As the debate unfolded, Warren proceeded to attack Bloomberg over the ‘stop-and-frisk’ policy he introduced when he was New York mayor between 2002 and 2013. It was a controversial policy that critics say led to racial profiling. In resurfaced footage from 2015, Bloomberg said that police should focus on minority neighbourhoods, “because that’s where all the crime is.”
“When the mayor says that he apologized, listen very closely to the apology,” Warren said.
“The language he used is about stop and frisk. It’s about how it turned out. No, this isn’t about how it turned out.

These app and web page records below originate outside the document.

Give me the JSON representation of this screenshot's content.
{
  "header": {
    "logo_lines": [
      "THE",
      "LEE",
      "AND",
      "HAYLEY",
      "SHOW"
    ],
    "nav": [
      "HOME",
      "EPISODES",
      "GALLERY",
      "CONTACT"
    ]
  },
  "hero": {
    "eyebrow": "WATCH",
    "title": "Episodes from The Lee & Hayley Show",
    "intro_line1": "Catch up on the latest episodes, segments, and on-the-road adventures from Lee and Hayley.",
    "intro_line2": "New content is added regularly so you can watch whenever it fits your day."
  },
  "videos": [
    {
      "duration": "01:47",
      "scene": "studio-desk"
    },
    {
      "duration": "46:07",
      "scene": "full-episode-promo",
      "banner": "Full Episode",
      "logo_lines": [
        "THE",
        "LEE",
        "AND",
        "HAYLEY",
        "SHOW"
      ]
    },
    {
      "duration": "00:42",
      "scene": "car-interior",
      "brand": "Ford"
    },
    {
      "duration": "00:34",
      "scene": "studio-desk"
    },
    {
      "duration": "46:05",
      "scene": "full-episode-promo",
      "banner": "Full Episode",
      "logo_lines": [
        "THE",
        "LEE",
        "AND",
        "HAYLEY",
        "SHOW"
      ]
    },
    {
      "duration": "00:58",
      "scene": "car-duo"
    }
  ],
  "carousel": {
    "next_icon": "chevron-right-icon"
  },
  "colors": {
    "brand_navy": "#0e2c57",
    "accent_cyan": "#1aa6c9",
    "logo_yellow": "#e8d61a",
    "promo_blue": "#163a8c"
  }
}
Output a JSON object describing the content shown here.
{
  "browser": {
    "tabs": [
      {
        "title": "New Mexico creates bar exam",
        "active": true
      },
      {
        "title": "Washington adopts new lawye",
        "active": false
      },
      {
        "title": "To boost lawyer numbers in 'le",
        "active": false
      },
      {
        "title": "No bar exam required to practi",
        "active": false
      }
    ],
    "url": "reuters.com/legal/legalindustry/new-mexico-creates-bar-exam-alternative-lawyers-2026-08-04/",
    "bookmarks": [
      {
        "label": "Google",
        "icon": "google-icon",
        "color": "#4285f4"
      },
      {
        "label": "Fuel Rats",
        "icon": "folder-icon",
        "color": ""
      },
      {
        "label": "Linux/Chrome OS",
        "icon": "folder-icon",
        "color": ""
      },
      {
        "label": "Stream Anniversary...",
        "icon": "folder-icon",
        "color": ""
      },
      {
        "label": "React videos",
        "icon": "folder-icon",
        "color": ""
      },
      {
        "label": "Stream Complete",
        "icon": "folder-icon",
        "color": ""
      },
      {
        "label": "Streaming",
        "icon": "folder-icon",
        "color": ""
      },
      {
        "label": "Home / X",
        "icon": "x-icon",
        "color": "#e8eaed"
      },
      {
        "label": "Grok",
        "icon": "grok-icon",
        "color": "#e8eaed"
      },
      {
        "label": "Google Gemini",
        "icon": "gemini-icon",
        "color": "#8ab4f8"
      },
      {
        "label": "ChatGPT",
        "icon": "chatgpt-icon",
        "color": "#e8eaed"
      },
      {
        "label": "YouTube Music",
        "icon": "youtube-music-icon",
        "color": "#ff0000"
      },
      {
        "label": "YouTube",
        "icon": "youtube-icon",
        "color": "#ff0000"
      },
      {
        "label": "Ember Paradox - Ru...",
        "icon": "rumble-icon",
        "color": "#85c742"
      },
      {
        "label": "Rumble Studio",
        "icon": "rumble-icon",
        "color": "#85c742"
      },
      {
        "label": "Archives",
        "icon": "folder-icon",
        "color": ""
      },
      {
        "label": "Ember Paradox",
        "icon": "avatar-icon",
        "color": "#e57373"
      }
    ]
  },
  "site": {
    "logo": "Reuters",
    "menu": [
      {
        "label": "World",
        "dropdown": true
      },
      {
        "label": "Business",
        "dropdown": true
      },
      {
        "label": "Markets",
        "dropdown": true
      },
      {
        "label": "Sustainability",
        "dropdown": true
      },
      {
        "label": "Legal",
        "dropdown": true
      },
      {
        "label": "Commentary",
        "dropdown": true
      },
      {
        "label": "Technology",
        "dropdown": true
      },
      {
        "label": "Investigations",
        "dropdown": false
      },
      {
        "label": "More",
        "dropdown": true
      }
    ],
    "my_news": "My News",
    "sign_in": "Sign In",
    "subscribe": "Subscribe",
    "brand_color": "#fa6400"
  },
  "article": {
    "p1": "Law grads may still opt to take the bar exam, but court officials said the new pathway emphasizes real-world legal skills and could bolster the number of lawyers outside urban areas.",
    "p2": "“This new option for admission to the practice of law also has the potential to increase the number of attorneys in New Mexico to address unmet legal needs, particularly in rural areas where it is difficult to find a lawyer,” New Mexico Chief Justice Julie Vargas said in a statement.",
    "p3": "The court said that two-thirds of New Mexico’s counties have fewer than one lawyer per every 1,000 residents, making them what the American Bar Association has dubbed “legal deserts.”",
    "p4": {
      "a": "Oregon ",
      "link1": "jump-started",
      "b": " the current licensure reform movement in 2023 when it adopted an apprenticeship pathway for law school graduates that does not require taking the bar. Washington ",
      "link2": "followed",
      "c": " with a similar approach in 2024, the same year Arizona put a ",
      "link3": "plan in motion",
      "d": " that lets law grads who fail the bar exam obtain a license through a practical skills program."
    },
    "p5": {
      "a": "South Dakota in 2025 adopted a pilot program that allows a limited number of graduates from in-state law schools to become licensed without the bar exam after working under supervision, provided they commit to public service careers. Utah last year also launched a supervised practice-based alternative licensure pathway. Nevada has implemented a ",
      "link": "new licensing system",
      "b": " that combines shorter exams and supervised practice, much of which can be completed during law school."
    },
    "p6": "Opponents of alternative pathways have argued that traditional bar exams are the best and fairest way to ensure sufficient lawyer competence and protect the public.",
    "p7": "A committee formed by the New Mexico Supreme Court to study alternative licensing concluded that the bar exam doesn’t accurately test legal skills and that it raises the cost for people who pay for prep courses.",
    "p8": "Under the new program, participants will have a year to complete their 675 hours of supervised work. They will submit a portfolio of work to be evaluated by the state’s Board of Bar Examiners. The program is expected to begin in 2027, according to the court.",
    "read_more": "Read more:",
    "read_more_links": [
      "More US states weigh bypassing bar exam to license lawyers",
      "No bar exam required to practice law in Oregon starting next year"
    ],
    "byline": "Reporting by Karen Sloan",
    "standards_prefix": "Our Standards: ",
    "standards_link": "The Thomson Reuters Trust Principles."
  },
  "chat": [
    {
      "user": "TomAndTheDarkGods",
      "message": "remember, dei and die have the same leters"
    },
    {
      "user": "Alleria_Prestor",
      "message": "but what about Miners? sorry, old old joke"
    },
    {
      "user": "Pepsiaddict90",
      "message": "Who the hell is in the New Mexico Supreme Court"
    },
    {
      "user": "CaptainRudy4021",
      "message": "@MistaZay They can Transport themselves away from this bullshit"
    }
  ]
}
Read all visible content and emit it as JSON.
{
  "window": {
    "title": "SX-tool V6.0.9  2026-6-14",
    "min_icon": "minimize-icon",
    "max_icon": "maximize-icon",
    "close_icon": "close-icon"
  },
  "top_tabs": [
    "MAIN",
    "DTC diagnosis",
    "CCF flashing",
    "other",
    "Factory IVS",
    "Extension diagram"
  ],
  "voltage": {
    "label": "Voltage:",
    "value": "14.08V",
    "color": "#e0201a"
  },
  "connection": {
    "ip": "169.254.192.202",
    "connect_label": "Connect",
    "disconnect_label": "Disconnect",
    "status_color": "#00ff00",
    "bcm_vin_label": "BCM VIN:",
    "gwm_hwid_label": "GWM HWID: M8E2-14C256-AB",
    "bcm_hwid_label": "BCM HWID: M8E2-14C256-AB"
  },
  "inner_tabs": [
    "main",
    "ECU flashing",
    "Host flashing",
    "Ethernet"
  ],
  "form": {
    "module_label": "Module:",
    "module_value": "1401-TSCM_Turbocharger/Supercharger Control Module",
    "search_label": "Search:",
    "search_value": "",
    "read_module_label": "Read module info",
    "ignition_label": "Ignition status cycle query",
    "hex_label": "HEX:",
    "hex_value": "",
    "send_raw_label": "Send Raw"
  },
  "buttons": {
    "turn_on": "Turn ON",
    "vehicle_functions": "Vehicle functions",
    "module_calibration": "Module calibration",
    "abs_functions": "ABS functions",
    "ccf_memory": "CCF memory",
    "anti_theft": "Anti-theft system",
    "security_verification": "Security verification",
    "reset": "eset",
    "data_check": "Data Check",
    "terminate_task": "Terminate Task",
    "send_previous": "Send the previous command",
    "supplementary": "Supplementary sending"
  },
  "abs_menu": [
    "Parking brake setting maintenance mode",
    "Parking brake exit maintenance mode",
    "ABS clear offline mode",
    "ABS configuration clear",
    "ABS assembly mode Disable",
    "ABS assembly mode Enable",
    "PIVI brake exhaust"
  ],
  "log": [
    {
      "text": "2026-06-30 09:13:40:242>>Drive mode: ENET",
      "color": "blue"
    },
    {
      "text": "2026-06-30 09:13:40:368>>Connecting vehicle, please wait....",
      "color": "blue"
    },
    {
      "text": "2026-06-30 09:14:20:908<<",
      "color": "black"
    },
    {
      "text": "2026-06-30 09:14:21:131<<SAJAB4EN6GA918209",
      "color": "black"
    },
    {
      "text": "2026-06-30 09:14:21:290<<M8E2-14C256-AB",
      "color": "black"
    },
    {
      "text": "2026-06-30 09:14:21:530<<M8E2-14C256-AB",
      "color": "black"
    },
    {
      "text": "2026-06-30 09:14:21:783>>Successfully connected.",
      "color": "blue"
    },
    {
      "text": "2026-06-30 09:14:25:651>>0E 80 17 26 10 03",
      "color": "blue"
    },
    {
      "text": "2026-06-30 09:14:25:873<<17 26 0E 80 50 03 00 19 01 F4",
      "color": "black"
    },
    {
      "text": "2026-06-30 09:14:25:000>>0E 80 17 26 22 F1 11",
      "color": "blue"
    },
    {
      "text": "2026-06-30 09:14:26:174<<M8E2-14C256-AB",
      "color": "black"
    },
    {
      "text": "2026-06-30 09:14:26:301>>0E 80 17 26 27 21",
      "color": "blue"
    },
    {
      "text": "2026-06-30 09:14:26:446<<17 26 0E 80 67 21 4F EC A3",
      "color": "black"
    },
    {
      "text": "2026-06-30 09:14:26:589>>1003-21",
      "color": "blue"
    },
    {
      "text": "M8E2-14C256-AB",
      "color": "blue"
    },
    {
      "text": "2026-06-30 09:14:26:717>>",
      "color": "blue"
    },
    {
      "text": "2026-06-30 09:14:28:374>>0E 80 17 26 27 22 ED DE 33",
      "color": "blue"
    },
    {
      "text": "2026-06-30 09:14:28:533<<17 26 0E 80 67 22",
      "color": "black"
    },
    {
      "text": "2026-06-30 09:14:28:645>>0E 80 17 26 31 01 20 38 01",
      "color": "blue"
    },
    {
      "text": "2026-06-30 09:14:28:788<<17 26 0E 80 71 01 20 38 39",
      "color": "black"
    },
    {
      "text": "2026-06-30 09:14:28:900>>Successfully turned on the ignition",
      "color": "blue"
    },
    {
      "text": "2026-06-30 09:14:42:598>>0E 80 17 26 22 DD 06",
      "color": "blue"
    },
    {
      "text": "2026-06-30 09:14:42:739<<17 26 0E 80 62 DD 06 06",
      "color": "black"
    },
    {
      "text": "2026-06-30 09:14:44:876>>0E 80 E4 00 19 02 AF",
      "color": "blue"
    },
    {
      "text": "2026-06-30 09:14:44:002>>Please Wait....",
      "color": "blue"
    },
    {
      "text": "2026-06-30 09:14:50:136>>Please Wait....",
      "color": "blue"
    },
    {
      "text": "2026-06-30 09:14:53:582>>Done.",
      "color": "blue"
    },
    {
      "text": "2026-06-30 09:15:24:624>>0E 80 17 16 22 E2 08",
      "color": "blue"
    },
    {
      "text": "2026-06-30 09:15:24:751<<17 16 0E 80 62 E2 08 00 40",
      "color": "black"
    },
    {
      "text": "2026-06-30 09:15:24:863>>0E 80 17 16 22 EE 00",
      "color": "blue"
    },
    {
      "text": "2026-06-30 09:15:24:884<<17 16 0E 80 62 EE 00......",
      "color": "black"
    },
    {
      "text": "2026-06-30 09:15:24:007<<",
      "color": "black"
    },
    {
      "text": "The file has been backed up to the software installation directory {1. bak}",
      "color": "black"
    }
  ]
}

This is about what it was designed to do to begin with.”
Former adviser to Barack Obama, Van Jones, told CNN the debate was a disaster for Bloomberg.
“Bloomberg went in as the Titanic, the billion-dollar machine Titanic. Titanic – meet iceberg Elizabeth Warren. She took him to task in a way in I’ve never seen in a debate.”
Warren also took aim at the other candidates during the debate, criticising Bernie Sanders’ campaign tactics, and poking holes at Pete Buttigieg and Amy Klobuchar’s healthcare policies.
“We need to get everybody’s healthcare plans out here,” Warren said.
“Mayor Buttigieg really has a slogan thought up by consultants to paper over a thin version of a plan that would leave people unable to afford their healthcare. It’s not a plan; it’s a PowerPoint,” she said.
“And Amy’s plan is even less. It’s like a Post-It-Note. Insert plan here.”
Warren claimed the most talking time of any candidate in the debate and her performance spurred the best fundraising day of her entire campaign, with $2.8 million raised. After poor showings at the early primaries, it was exactly what the Warren campaign needed.
These are the highlights from Elizabeth Warren’s 2020 candidate roast, a.k.a. the Nevada debate pic.twitter.com/qso1vXGDLV
— NowThis (@nowthisnews) February 20, 2020